The simplest form of INSERT statement lists values in order:

INSERT INTO Site values('DR-1', -49.85, -128.57);
INSERT INTO Site values('DR-3', -47.15, -126.72);
INSERT INTO Site values('MSK-4', -48.87, -123.40);

We can also insert values into one table directly from another:

CREATE TABLE JustLatLong(lat text, long text);
INSERT INTO JustLatLong SELECT lat, long FROM Site;

Modifying existing records is done using the UPDATE statement. To do this we tell the database which table we want to update, what we want to change the values to for any or all of the fields, and under what conditions we should update the values.

For example, if we made a mistake when entering the lat and long values of the last INSERT statement above:

UPDATE Site SET lat=-47.87, long=-122.40 WHERE name='MSK-4';

Be careful to not forget the where clause or the update statement will modify all of the records in the database.

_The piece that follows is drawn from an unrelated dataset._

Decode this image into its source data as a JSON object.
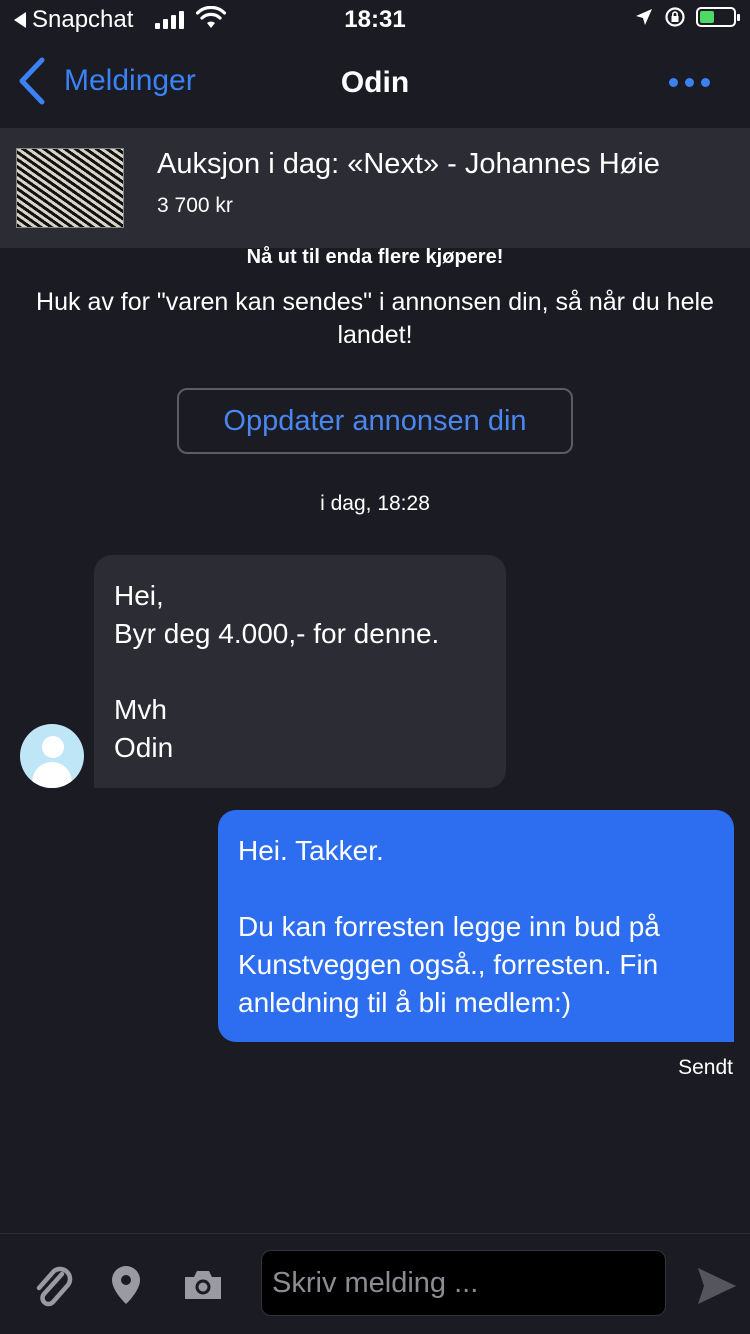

Deleting records can be a bit trickier, because we have to ensure that the database remains internally consistent. If all we care about is a single table, we can use the DELETE command with a WHERE clause that matches the records we want to discard. For example, once we realize that Frank Danforth didn’t take any measurements, we can remove him from the Person table like this:

DELETE FROM Person WHERE id = 'danforth';

But what if we removed Anderson Lake instead? Our Survey table would still contain seven records of measurements he’d taken, but that’s never supposed to happen: Survey.person is a foreign key into the Person table, and all our queries assume there will be a row in the latter matching every value in the former.

This problem is called referential integrity: we need to ensure that all references between tables can always be resolved correctly. One way to do this is to delete all the records that use 'lake' as a foreign key before deleting the record that uses it as a primary key. If our database manager supports it, we can automate this using cascading delete. However, this technique is outside the scope of this chapter.

Hybrid Storage Models

Many applications use a hybrid storage model instead of putting everything into a database: the actual data (such as astronomical images) is stored in files, while the database stores the files’ names, their modification dates, the region of the sky they cover, their spectral characteristics, and so on. This is also how most music player software is built: the database inside the application keeps track of the MP3 files, but the files themselves live on disk.

Replacing NULL

Write an SQL statement to replace all uses of null in Survey.person with the string 'unknown'.

Generating Insert Statements

One of our colleagues has sent us a CSV file containing temperature readings by Robert Olmstead, which is formatted like this:


Write a small Python program that reads this file in and prints out the SQL INSERT statements needed to add these records to the survey database. Note: you will need to add an entry for Olmstead to the Person table. If you are testing your program repeatedly, you may want to investigate SQL’s INSERT or REPLACE command.

Backing Up with SQL

SQLite has several administrative commands that aren’t part of the SQL standard. One of them is .dump, which prints the SQL commands needed to re-create the database. Another is .load, which reads a file created by .dump and restores the database. A colleague of yours thinks that storing dump files (which are text) in version control is a good way to track and manage changes to the database. What are the pros and cons of this approach? (Hint: records aren’t stored in any particular order.)

Key Points